Scientists overseeing the largest particle accelerator on Earth switched it on for the first time in three years this weekend to solve some of the biggest mysteries in physics.
The Large Hadron Collider (LHC), the powerful particle accelerator located at CERN near Geneva, Switzerland, restarted on Friday (April 22) after a three-year shutdown for maintenance and upgrades. The reactivation kicked off what scientists call Run 3, the LHC's third science run, which will perform experiments through 2024.
"The machines and facilities underwent major upgrades during the second long shutdown of CERN’s accelerator complex," Mike Lamont, CERN's Director for Accelerators and Technology, said in a statement (opens in new tab) Friday. "The LHC itself has undergone an extensive consolidation programme and will now operate at an even higher energy and, thanks to major improvements in the injector complex, it will deliver significantly more data to the upgraded LHC experiments." Those experiments will build on LHC's discoveries during its Run 1 (2009-2013) and Run 2 (2015-2018).
For its reactivation, scientists fired up the LHC's 16.7-mile-long ring (27 kilometers) to inject two beams of protons in opposite directions at an energy level of 450 billion electronvolts. That's just an appetizer for even higher energy levels LHC will operate at once it reaches its target of a mind-blowing 13.6 trillion electronvolts for Run 3, scientists said.
"These beams circulated at injection energy and contained a relatively small number of protons. High-intensity, high-energy collisions are a couple of months away,” said Rhodri Jones, who leads CERN's Beams department, in the statement. "But first beams represent the successful restart of the accelerator after all the hard work of the long shutdown."
LHC's three-year shutdown allowed scientists to make substantial upgrades to four key experiments on the particle accelerator. It's ATLAS and CMS detectors detectors alone will receive more particle collisions than the past two runs combined, according to CERN. ATLAS (short for A Toroidal LHC Apparatus) detects the tiny subatomic fragments from particle collisions and is used to hunt for the Higgs Boson, dark matter and extra dimensions. CMS (short for Compact Muon Solenoid) is a general-purpose detector that uses different systems for observations similar to ATLAS.

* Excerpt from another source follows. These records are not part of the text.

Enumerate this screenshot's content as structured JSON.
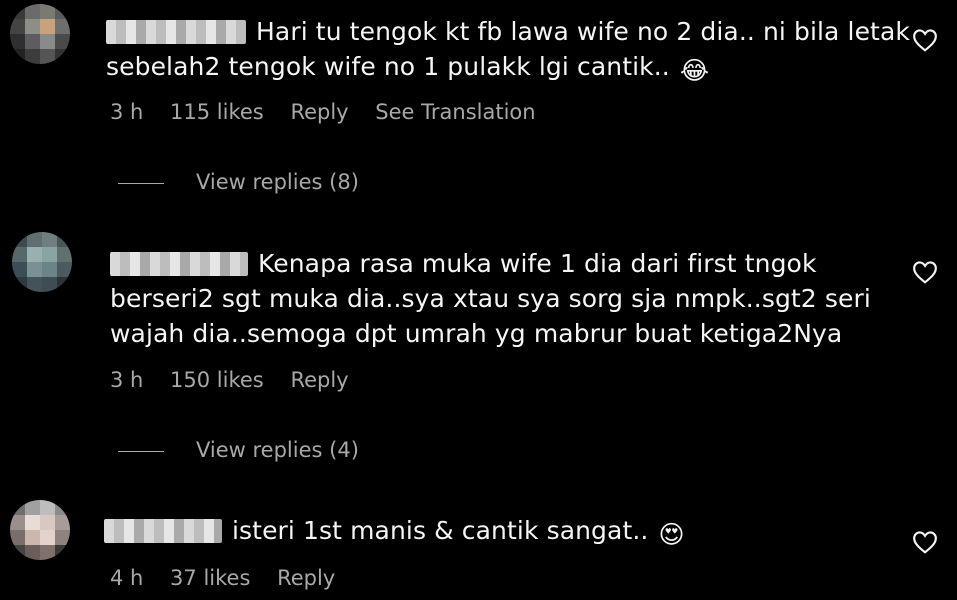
{
  "colors": {
    "background": "#000000",
    "text_primary": "#f5f5f5",
    "text_secondary": "#a8a8a8"
  },
  "comments": [
    {
      "text": "Hari tu tengok kt fb lawa wife no 2 dia.. ni bila letak\nsebelah2 tengok wife no 1 pulakk lgi cantik..",
      "emoji": "😂",
      "time": "3 h",
      "likes": "115 likes",
      "reply_label": "Reply",
      "translate_label": "See Translation",
      "view_replies": "View replies (8)",
      "like_icon": "heart-outline-icon"
    },
    {
      "text": "Kenapa rasa muka wife 1 dia dari first tngok\nberseri2 sgt muka dia..sya xtau sya sorg sja nmpk..sgt2 seri\nwajah dia..semoga dpt umrah yg mabrur buat ketiga2Nya",
      "time": "3 h",
      "likes": "150 likes",
      "reply_label": "Reply",
      "view_replies": "View replies (4)",
      "like_icon": "heart-outline-icon"
    },
    {
      "text": "isteri 1st manis & cantik sangat..",
      "emoji": "😍",
      "time": "4 h",
      "likes": "37 likes",
      "reply_label": "Reply",
      "like_icon": "heart-outline-icon"
    }
  ]
}
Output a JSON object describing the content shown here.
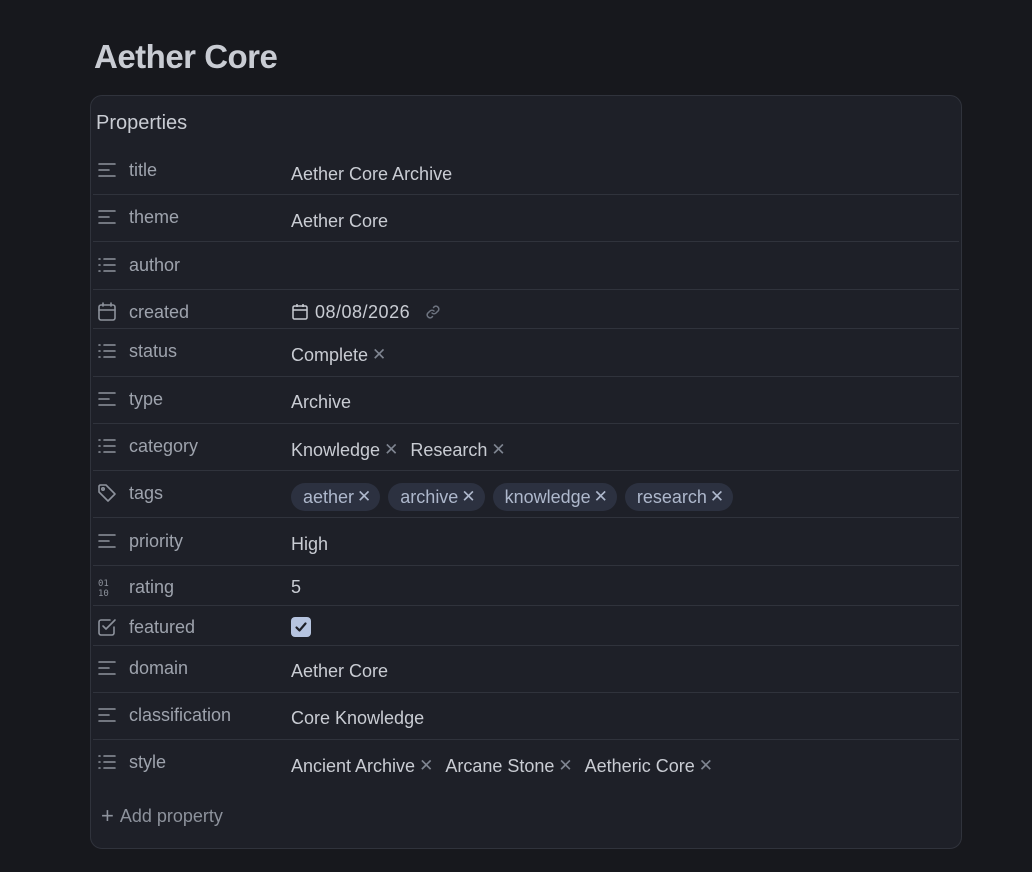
{
  "page": {
    "title": "Aether Core"
  },
  "panel": {
    "heading": "Properties",
    "add_label": "Add property"
  },
  "props": {
    "title": {
      "key": "title",
      "icon": "text-icon",
      "value": "Aether Core Archive"
    },
    "theme": {
      "key": "theme",
      "icon": "text-icon",
      "value": "Aether Core"
    },
    "author": {
      "key": "author",
      "icon": "list-icon",
      "value": ""
    },
    "created": {
      "key": "created",
      "icon": "calendar-icon",
      "value": "08/08/2026"
    },
    "status": {
      "key": "status",
      "icon": "list-icon",
      "values": [
        "Complete"
      ]
    },
    "type": {
      "key": "type",
      "icon": "text-icon",
      "value": "Archive"
    },
    "category": {
      "key": "category",
      "icon": "list-icon",
      "values": [
        "Knowledge",
        "Research"
      ]
    },
    "tags": {
      "key": "tags",
      "icon": "tag-icon",
      "values": [
        "aether",
        "archive",
        "knowledge",
        "research"
      ]
    },
    "priority": {
      "key": "priority",
      "icon": "text-icon",
      "value": "High"
    },
    "rating": {
      "key": "rating",
      "icon": "number-icon",
      "value": "5"
    },
    "featured": {
      "key": "featured",
      "icon": "checkbox-icon",
      "checked": true
    },
    "domain": {
      "key": "domain",
      "icon": "text-icon",
      "value": "Aether Core"
    },
    "classification": {
      "key": "classification",
      "icon": "text-icon",
      "value": "Core Knowledge"
    },
    "style": {
      "key": "style",
      "icon": "list-icon",
      "values": [
        "Ancient Archive",
        "Arcane Stone",
        "Aetheric Core"
      ]
    }
  },
  "colors": {
    "background": "#17181d",
    "panel": "#1e2028",
    "tag_bg": "#2c3140",
    "checkbox": "#b6c4e0"
  }
}
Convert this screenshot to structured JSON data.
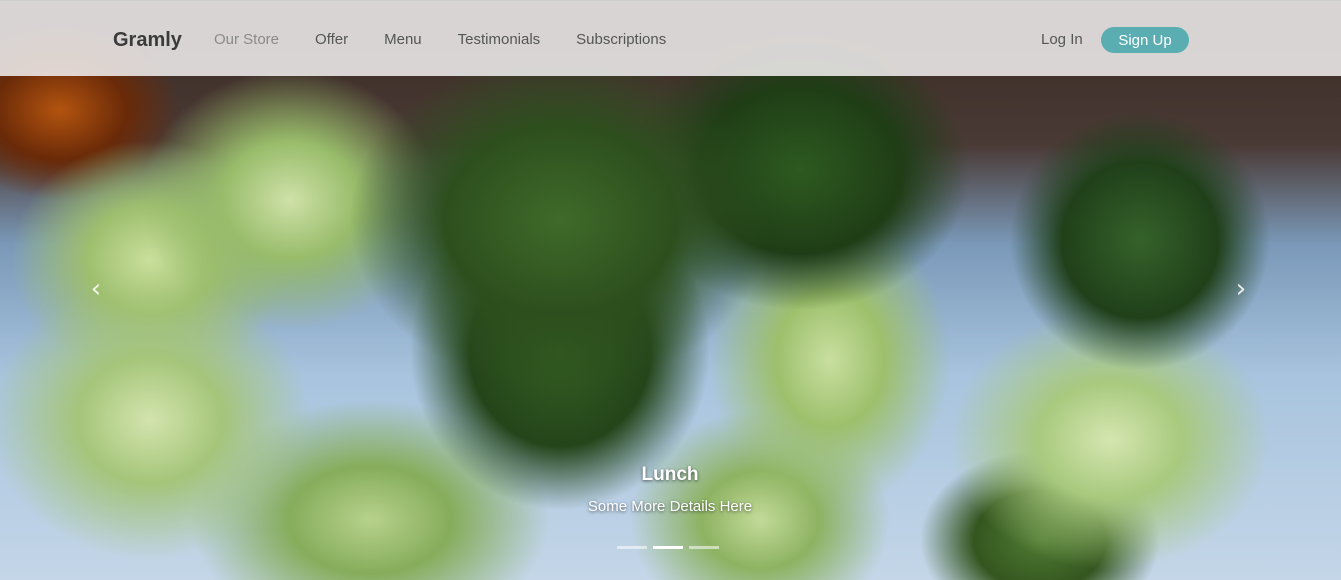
{
  "navbar": {
    "brand": "Gramly",
    "links": [
      {
        "label": "Our Store"
      },
      {
        "label": "Offer"
      },
      {
        "label": "Menu"
      },
      {
        "label": "Testimonials"
      },
      {
        "label": "Subscriptions"
      }
    ],
    "login_label": "Log In",
    "signup_label": "Sign Up"
  },
  "carousel": {
    "prev_icon": "‹",
    "next_icon": "›",
    "caption_title": "Lunch",
    "caption_text": "Some More Details Here",
    "slide_count": 3,
    "active_slide": 2
  },
  "colors": {
    "accent": "#5aaeb2",
    "navbar_bg": "#eeecec"
  }
}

In addition to ATLAS and CMS, the particle accelerator's ALICE experiment for heavy-ion collisions will be able to detect 50 times more collisions thanks to its upgrade, while another instrument, called LHCb, will see its detection capability increase by a factor of three, according to CERN.
"The unprecedented number of collisions will allow international teams of physicists at CERN and across the world to study the Higgs boson in great detail and put the Standard Model of particle physics and its various extensions to the most stringent tests yet," CERN officials wrote in the statement.
Two new experiments will be activated on LHC for Run 3. Called the Forward Search Experiment (FASER) and the Scattering and Neutrino Detector at the LHC (SND@LHC), they are expected to explore new physics beyond the Standard Model, measure how often antimatter forms and explore the physics of cosmic rays and a strange state of matter called quark-gluon plasma.
It will take several weeks of commissioning work before the revamped LHC will be ready for actual science measurements. Those science runs are expected to begin in the summer, CERN officials have said.
Once Run 3 concludes in 2024, CERN scientists will shut it down for another planned overhaul that will include more upgrades for the massive particle accelerator. Once complete, those upgrades will allow scientists to rename LHC the "High Luminosity Large Hadron Collider" once it reopens in 2028.